(DATASET EXCERPTS Opens)
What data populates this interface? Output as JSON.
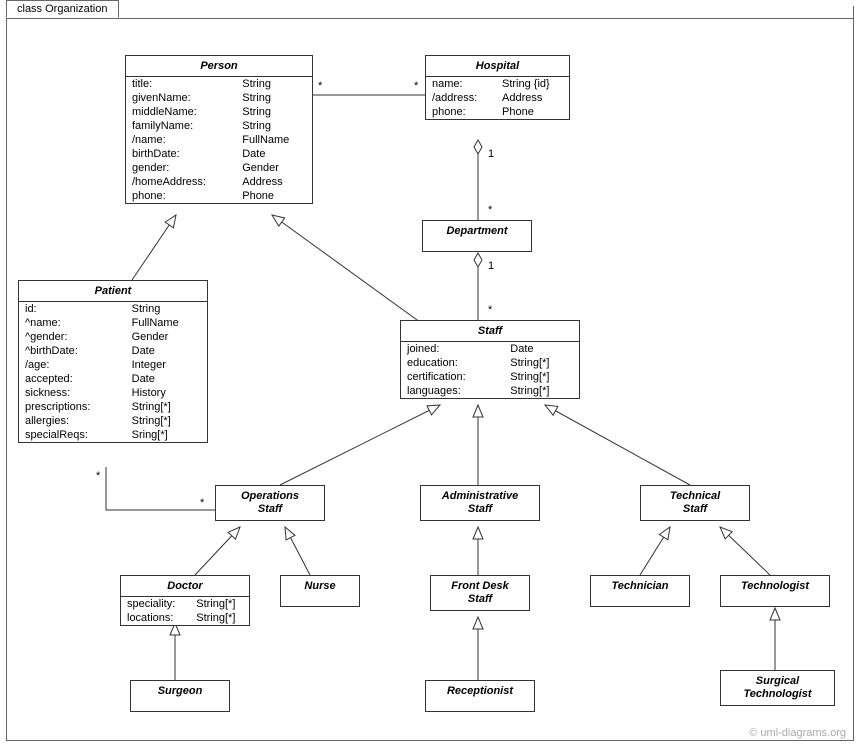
{
  "frame_title": "class Organization",
  "watermark": "© uml-diagrams.org",
  "classes": {
    "person": {
      "name": "Person",
      "attrs": [
        [
          "title:",
          "String"
        ],
        [
          "givenName:",
          "String"
        ],
        [
          "middleName:",
          "String"
        ],
        [
          "familyName:",
          "String"
        ],
        [
          "/name:",
          "FullName"
        ],
        [
          "birthDate:",
          "Date"
        ],
        [
          "gender:",
          "Gender"
        ],
        [
          "/homeAddress:",
          "Address"
        ],
        [
          "phone:",
          "Phone"
        ]
      ]
    },
    "hospital": {
      "name": "Hospital",
      "attrs": [
        [
          "name:",
          "String {id}"
        ],
        [
          "/address:",
          "Address"
        ],
        [
          "phone:",
          "Phone"
        ]
      ]
    },
    "department": {
      "name": "Department"
    },
    "patient": {
      "name": "Patient",
      "attrs": [
        [
          "id:",
          "String"
        ],
        [
          "^name:",
          "FullName"
        ],
        [
          "^gender:",
          "Gender"
        ],
        [
          "^birthDate:",
          "Date"
        ],
        [
          "/age:",
          "Integer"
        ],
        [
          "accepted:",
          "Date"
        ],
        [
          "sickness:",
          "History"
        ],
        [
          "prescriptions:",
          "String[*]"
        ],
        [
          "allergies:",
          "String[*]"
        ],
        [
          "specialReqs:",
          "Sring[*]"
        ]
      ]
    },
    "staff": {
      "name": "Staff",
      "attrs": [
        [
          "joined:",
          "Date"
        ],
        [
          "education:",
          "String[*]"
        ],
        [
          "certification:",
          "String[*]"
        ],
        [
          "languages:",
          "String[*]"
        ]
      ]
    },
    "operations_staff": {
      "name": "Operations",
      "sub": "Staff"
    },
    "administrative_staff": {
      "name": "Administrative",
      "sub": "Staff"
    },
    "technical_staff": {
      "name": "Technical",
      "sub": "Staff"
    },
    "doctor": {
      "name": "Doctor",
      "attrs": [
        [
          "speciality:",
          "String[*]"
        ],
        [
          "locations:",
          "String[*]"
        ]
      ]
    },
    "nurse": {
      "name": "Nurse"
    },
    "front_desk_staff": {
      "name": "Front Desk",
      "sub": "Staff"
    },
    "receptionist": {
      "name": "Receptionist"
    },
    "technician": {
      "name": "Technician"
    },
    "technologist": {
      "name": "Technologist"
    },
    "surgical_technologist": {
      "name": "Surgical",
      "sub": "Technologist"
    },
    "surgeon": {
      "name": "Surgeon"
    }
  },
  "multiplicities": {
    "person_hospital_left": "*",
    "person_hospital_right": "*",
    "hospital_dept_top": "1",
    "hospital_dept_bottom": "*",
    "dept_staff_top": "1",
    "dept_staff_bottom": "*",
    "patient_ops_left": "*",
    "patient_ops_right": "*"
  }
}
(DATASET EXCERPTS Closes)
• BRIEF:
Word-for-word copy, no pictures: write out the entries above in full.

• EXERCISE SOLUTION:
What data populates this interface? Output as JSON.
{
  "frame_title": "class Organization",
  "watermark": "© uml-diagrams.org",
  "classes": {
    "person": {
      "name": "Person",
      "attrs": [
        [
          "title:",
          "String"
        ],
        [
          "givenName:",
          "String"
        ],
        [
          "middleName:",
          "String"
        ],
        [
          "familyName:",
          "String"
        ],
        [
          "/name:",
          "FullName"
        ],
        [
          "birthDate:",
          "Date"
        ],
        [
          "gender:",
          "Gender"
        ],
        [
          "/homeAddress:",
          "Address"
        ],
        [
          "phone:",
          "Phone"
        ]
      ]
    },
    "hospital": {
      "name": "Hospital",
      "attrs": [
        [
          "name:",
          "String {id}"
        ],
        [
          "/address:",
          "Address"
        ],
        [
          "phone:",
          "Phone"
        ]
      ]
    },
    "department": {
      "name": "Department"
    },
    "patient": {
      "name": "Patient",
      "attrs": [
        [
          "id:",
          "String"
        ],
        [
          "^name:",
          "FullName"
        ],
        [
          "^gender:",
          "Gender"
        ],
        [
          "^birthDate:",
          "Date"
        ],
        [
          "/age:",
          "Integer"
        ],
        [
          "accepted:",
          "Date"
        ],
        [
          "sickness:",
          "History"
        ],
        [
          "prescriptions:",
          "String[*]"
        ],
        [
          "allergies:",
          "String[*]"
        ],
        [
          "specialReqs:",
          "Sring[*]"
        ]
      ]
    },
    "staff": {
      "name": "Staff",
      "attrs": [
        [
          "joined:",
          "Date"
        ],
        [
          "education:",
          "String[*]"
        ],
        [
          "certification:",
          "String[*]"
        ],
        [
          "languages:",
          "String[*]"
        ]
      ]
    },
    "operations_staff": {
      "name": "Operations",
      "sub": "Staff"
    },
    "administrative_staff": {
      "name": "Administrative",
      "sub": "Staff"
    },
    "technical_staff": {
      "name": "Technical",
      "sub": "Staff"
    },
    "doctor": {
      "name": "Doctor",
      "attrs": [
        [
          "speciality:",
          "String[*]"
        ],
        [
          "locations:",
          "String[*]"
        ]
      ]
    },
    "nurse": {
      "name": "Nurse"
    },
    "front_desk_staff": {
      "name": "Front Desk",
      "sub": "Staff"
    },
    "receptionist": {
      "name": "Receptionist"
    },
    "technician": {
      "name": "Technician"
    },
    "technologist": {
      "name": "Technologist"
    },
    "surgical_technologist": {
      "name": "Surgical",
      "sub": "Technologist"
    },
    "surgeon": {
      "name": "Surgeon"
    }
  },
  "multiplicities": {
    "person_hospital_left": "*",
    "person_hospital_right": "*",
    "hospital_dept_top": "1",
    "hospital_dept_bottom": "*",
    "dept_staff_top": "1",
    "dept_staff_bottom": "*",
    "patient_ops_left": "*",
    "patient_ops_right": "*"
  }
}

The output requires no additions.